Problem -
The word "this" occurs in some of the lines below; copy each of those lines.

Dataset entries -

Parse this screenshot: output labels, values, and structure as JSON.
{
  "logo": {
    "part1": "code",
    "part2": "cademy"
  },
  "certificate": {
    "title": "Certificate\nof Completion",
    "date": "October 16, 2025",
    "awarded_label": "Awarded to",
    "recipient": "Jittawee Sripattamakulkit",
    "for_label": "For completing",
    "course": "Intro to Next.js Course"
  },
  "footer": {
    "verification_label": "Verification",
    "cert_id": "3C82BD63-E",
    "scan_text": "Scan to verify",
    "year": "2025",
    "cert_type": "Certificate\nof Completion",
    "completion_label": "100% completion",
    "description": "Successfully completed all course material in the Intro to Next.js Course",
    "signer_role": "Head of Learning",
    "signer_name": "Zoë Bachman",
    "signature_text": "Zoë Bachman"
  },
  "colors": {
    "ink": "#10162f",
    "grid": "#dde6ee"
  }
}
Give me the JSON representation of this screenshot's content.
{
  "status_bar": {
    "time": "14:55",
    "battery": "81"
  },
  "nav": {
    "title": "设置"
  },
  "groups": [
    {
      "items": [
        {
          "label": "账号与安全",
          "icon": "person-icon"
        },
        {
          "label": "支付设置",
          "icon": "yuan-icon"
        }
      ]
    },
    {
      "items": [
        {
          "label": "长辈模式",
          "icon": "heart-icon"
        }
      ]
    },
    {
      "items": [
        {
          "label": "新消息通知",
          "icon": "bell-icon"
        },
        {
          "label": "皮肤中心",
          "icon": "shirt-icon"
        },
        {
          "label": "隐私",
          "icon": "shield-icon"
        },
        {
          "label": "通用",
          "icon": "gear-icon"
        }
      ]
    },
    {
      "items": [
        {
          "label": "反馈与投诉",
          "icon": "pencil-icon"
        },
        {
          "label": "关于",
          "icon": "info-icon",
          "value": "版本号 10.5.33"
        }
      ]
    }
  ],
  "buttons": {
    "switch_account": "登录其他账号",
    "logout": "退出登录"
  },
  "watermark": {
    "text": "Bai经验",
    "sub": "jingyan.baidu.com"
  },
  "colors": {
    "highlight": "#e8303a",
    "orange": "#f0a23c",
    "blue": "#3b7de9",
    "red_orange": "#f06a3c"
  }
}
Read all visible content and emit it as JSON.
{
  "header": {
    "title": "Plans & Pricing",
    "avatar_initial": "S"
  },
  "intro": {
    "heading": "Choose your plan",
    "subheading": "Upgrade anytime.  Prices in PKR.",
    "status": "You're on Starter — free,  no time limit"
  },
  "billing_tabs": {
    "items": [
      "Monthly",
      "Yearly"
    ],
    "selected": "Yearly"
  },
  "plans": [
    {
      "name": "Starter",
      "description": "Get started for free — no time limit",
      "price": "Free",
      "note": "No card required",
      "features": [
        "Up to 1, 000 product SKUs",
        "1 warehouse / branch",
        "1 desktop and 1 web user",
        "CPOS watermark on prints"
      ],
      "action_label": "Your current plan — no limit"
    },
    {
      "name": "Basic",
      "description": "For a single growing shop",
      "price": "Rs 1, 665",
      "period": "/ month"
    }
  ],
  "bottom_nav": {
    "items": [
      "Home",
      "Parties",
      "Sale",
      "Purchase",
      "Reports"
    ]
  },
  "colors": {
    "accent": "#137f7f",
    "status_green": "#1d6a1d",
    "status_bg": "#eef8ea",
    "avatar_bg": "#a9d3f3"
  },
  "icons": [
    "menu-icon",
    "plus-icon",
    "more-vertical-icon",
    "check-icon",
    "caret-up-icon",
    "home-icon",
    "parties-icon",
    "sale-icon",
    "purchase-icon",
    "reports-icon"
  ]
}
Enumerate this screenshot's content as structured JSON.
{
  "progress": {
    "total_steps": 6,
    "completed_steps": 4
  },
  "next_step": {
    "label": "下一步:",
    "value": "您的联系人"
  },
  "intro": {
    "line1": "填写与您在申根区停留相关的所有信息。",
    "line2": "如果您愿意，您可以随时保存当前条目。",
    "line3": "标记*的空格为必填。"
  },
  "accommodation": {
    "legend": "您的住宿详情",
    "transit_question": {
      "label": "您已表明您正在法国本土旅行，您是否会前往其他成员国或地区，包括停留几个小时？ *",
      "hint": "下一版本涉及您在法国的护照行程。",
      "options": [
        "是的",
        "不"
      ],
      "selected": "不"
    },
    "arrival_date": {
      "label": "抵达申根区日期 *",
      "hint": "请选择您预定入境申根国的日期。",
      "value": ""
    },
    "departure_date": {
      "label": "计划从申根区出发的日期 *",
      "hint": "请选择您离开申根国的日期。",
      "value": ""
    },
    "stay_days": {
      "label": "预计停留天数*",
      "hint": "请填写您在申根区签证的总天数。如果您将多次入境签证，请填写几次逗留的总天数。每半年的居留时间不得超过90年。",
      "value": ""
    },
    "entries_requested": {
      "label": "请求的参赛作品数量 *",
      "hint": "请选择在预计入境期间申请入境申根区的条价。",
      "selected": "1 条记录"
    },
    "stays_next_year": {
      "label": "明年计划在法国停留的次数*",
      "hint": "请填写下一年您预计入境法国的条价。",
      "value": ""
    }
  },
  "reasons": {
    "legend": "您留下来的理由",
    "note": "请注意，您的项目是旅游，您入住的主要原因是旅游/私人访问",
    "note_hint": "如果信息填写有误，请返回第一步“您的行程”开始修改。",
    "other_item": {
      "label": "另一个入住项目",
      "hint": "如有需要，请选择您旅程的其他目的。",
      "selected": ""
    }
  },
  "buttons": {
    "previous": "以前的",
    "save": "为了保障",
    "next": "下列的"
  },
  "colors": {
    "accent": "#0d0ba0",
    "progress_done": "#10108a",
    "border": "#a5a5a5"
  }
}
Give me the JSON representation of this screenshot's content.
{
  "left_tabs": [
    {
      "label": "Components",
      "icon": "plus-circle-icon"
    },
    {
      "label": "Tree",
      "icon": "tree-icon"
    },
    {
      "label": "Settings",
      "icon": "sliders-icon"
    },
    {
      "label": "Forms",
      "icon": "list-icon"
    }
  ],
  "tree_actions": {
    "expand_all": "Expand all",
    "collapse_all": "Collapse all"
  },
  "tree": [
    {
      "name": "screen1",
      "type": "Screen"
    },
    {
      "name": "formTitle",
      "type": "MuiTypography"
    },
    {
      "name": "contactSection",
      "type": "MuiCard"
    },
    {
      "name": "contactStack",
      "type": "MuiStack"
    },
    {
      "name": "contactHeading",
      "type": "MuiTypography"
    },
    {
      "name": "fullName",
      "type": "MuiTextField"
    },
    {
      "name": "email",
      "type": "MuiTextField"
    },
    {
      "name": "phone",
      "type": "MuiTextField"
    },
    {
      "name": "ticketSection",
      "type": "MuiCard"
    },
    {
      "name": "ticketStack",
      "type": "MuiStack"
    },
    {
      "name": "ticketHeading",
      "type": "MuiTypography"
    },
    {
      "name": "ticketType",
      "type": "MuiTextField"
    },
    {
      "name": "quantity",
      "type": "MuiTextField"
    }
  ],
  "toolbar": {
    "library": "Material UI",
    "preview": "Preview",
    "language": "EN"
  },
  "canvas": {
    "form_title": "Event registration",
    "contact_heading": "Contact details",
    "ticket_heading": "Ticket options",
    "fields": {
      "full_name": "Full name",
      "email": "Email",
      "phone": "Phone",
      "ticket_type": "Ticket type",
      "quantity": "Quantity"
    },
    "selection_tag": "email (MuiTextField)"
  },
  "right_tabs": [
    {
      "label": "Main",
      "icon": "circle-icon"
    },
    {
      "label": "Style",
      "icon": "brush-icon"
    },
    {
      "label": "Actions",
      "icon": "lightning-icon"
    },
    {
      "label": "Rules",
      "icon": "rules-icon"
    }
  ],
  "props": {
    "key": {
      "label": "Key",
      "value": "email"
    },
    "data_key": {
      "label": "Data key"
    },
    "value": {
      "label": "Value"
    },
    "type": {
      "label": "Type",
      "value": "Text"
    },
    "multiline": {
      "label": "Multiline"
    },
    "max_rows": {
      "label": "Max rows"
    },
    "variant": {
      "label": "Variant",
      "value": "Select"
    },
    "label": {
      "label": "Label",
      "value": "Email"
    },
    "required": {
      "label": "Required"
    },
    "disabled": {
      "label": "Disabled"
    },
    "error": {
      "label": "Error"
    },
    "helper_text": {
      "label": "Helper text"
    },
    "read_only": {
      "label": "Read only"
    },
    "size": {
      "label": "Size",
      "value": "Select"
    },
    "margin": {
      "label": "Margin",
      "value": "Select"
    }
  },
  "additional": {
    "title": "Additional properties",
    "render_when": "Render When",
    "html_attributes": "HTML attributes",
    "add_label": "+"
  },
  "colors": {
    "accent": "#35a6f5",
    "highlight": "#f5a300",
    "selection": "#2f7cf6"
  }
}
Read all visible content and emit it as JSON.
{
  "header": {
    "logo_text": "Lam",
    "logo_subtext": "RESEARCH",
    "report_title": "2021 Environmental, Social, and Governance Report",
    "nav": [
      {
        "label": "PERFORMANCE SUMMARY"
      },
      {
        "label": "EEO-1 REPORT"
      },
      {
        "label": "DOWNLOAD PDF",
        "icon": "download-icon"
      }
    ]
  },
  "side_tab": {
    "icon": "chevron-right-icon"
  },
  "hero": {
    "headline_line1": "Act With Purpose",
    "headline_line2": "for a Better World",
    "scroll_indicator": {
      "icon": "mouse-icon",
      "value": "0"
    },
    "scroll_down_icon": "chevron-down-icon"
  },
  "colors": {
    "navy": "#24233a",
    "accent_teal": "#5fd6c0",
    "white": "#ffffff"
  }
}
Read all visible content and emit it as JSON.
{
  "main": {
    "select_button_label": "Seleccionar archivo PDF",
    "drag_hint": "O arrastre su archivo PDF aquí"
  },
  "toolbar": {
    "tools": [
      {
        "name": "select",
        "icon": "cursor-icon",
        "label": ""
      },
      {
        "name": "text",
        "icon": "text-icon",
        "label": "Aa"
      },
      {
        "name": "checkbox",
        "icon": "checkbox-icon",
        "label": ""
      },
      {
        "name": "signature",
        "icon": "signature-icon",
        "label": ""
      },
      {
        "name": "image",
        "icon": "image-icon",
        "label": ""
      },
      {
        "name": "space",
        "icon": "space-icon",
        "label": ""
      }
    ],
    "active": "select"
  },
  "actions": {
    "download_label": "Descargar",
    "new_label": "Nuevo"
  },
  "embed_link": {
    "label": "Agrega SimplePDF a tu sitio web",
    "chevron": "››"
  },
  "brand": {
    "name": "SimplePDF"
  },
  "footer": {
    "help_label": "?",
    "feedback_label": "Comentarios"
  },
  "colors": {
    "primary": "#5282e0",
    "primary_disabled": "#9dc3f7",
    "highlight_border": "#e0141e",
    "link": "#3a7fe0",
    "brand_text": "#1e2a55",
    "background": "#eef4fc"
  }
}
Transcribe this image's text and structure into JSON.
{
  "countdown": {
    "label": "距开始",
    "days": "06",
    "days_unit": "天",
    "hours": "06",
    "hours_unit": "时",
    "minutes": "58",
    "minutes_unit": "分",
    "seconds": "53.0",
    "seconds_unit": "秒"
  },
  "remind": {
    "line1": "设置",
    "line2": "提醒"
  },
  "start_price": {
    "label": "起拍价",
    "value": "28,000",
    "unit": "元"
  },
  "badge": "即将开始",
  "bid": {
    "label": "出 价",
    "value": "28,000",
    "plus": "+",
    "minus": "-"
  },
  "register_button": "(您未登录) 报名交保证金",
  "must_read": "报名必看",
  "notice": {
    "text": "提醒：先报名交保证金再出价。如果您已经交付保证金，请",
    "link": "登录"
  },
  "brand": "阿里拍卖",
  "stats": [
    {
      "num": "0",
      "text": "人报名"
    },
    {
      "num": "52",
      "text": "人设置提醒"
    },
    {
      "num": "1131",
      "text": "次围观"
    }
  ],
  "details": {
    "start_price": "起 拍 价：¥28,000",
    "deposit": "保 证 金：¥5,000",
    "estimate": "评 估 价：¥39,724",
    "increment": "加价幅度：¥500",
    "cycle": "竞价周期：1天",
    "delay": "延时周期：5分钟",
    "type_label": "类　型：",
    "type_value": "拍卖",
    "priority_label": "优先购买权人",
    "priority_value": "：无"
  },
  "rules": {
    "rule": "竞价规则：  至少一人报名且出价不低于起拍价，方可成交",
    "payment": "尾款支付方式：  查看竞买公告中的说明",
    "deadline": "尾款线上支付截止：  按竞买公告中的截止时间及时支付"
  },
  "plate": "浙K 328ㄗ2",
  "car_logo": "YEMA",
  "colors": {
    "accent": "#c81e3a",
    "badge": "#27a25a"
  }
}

Answer space -
Parse this screenshot: output labels, values, and structure as JSON.
Give me the JSON representation of this screenshot's content.
Enumerate this screenshot's content as structured JSON.
Give me the JSON representation of this screenshot's content.
Transcribe this image's text and structure into JSON.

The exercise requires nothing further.